WORK TASK: Repeat every record exactly, but omit the images.

INPUT:
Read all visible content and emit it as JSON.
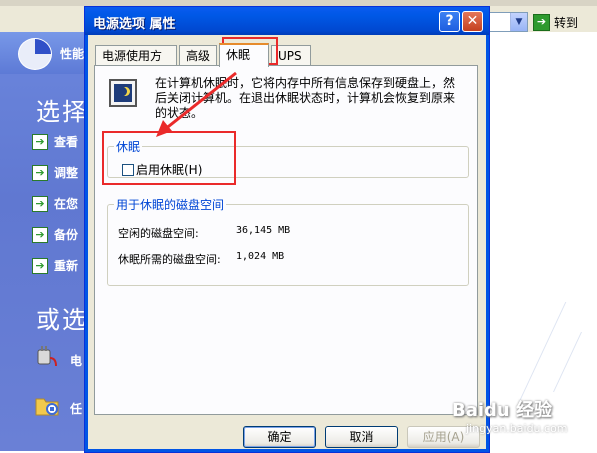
{
  "background": {
    "go_label": "转到",
    "heading1": "选择",
    "heading2": "或选",
    "panel_label": "性能",
    "tasks": [
      {
        "label": "查看"
      },
      {
        "label": "调整"
      },
      {
        "label": "在您"
      },
      {
        "label": "备份"
      },
      {
        "label": "重新"
      }
    ],
    "items": [
      {
        "label": "电"
      },
      {
        "label": "任"
      }
    ]
  },
  "dialog": {
    "title": "电源选项 属性",
    "help_glyph": "?",
    "close_glyph": "✕",
    "tabs": [
      {
        "label": "电源使用方案"
      },
      {
        "label": "高级"
      },
      {
        "label": "休眠"
      },
      {
        "label": "UPS"
      }
    ],
    "active_tab": "休眠",
    "description": "在计算机休眠时，它将内存中所有信息保存到硬盘上，然后关闭计算机。在退出休眠状态时，计算机会恢复到原来的状态。",
    "hibernate_group": {
      "legend": "休眠",
      "checkbox_label": "启用休眠(H)",
      "checked": false
    },
    "disk_group": {
      "legend": "用于休眠的磁盘空间",
      "free_label": "空闲的磁盘空间:",
      "free_value": "36,145 MB",
      "required_label": "休眠所需的磁盘空间:",
      "required_value": "1,024 MB"
    },
    "buttons": {
      "ok": "确定",
      "cancel": "取消",
      "apply": "应用(A)"
    }
  },
  "watermark": {
    "brand": "Baidu 经验",
    "url": "jingyan.baidu.com"
  },
  "colors": {
    "titlebar": "#0058e6",
    "annotation": "#ea2a2a",
    "group_legend": "#0046d5",
    "left_panel": "#6b86dd"
  }
}
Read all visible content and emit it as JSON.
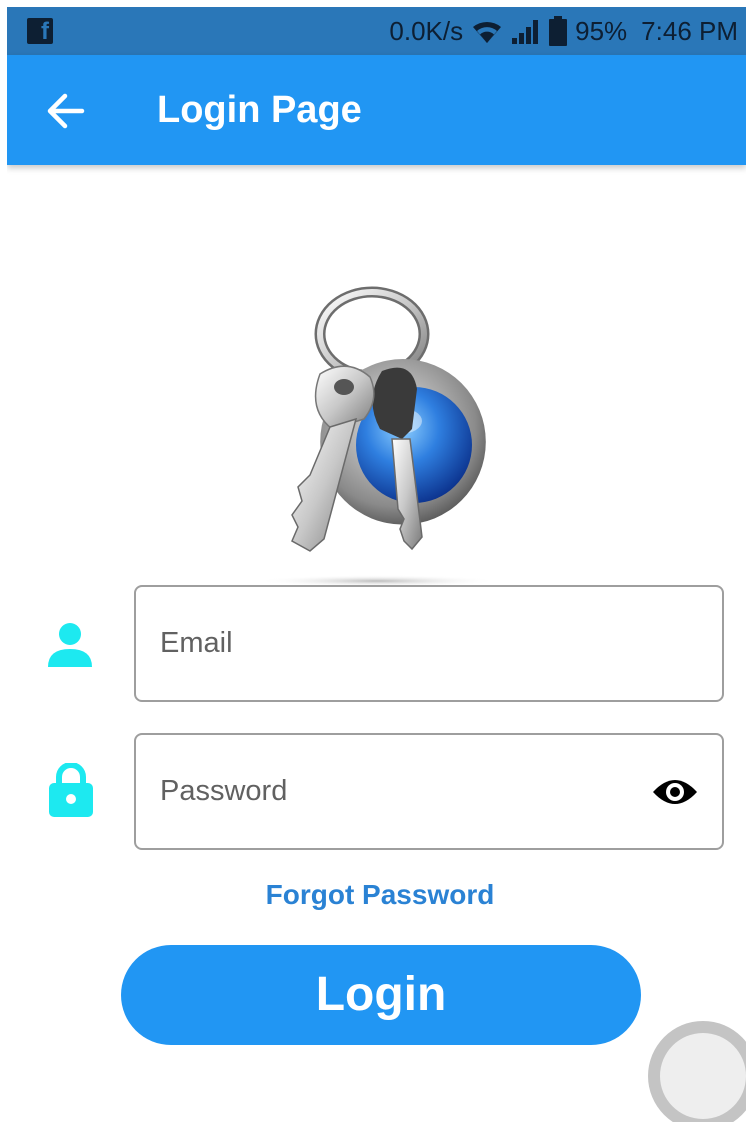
{
  "status_bar": {
    "app_icon": "facebook-icon",
    "net_speed": "0.0K/s",
    "icons": [
      "wifi-icon",
      "signal-icon",
      "battery-icon"
    ],
    "battery": "95%",
    "time": "7:46 PM"
  },
  "app_bar": {
    "back_icon": "arrow-back-icon",
    "title": "Login Page"
  },
  "logo": {
    "icon": "keychain-icon"
  },
  "email": {
    "icon": "person-icon",
    "placeholder": "Email",
    "value": ""
  },
  "password": {
    "icon": "lock-icon",
    "placeholder": "Password",
    "value": "",
    "toggle_icon": "eye-icon"
  },
  "forgot_label": "Forgot Password",
  "login_label": "Login",
  "colors": {
    "primary": "#2196f3",
    "status_bar": "#2a77b8",
    "field_icon": "#1de9f0",
    "link": "#2a82d4"
  }
}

REPLY TO THE EXERCISE:
Read all visible content and emit it as JSON.
{
  "background": {
    "go_label": "转到",
    "heading1": "选择",
    "heading2": "或选",
    "panel_label": "性能",
    "tasks": [
      {
        "label": "查看"
      },
      {
        "label": "调整"
      },
      {
        "label": "在您"
      },
      {
        "label": "备份"
      },
      {
        "label": "重新"
      }
    ],
    "items": [
      {
        "label": "电"
      },
      {
        "label": "任"
      }
    ]
  },
  "dialog": {
    "title": "电源选项 属性",
    "help_glyph": "?",
    "close_glyph": "✕",
    "tabs": [
      {
        "label": "电源使用方案"
      },
      {
        "label": "高级"
      },
      {
        "label": "休眠"
      },
      {
        "label": "UPS"
      }
    ],
    "active_tab": "休眠",
    "description": "在计算机休眠时，它将内存中所有信息保存到硬盘上，然后关闭计算机。在退出休眠状态时，计算机会恢复到原来的状态。",
    "hibernate_group": {
      "legend": "休眠",
      "checkbox_label": "启用休眠(H)",
      "checked": false
    },
    "disk_group": {
      "legend": "用于休眠的磁盘空间",
      "free_label": "空闲的磁盘空间:",
      "free_value": "36,145 MB",
      "required_label": "休眠所需的磁盘空间:",
      "required_value": "1,024 MB"
    },
    "buttons": {
      "ok": "确定",
      "cancel": "取消",
      "apply": "应用(A)"
    }
  },
  "watermark": {
    "brand": "Baidu 经验",
    "url": "jingyan.baidu.com"
  },
  "colors": {
    "titlebar": "#0058e6",
    "annotation": "#ea2a2a",
    "group_legend": "#0046d5",
    "left_panel": "#6b86dd"
  }
}
Read all visible content and emit it as JSON.
{
  "status_bar": {
    "app_icon": "facebook-icon",
    "net_speed": "0.0K/s",
    "icons": [
      "wifi-icon",
      "signal-icon",
      "battery-icon"
    ],
    "battery": "95%",
    "time": "7:46 PM"
  },
  "app_bar": {
    "back_icon": "arrow-back-icon",
    "title": "Login Page"
  },
  "logo": {
    "icon": "keychain-icon"
  },
  "email": {
    "icon": "person-icon",
    "placeholder": "Email",
    "value": ""
  },
  "password": {
    "icon": "lock-icon",
    "placeholder": "Password",
    "value": "",
    "toggle_icon": "eye-icon"
  },
  "forgot_label": "Forgot Password",
  "login_label": "Login",
  "colors": {
    "primary": "#2196f3",
    "status_bar": "#2a77b8",
    "field_icon": "#1de9f0",
    "link": "#2a82d4"
  }
}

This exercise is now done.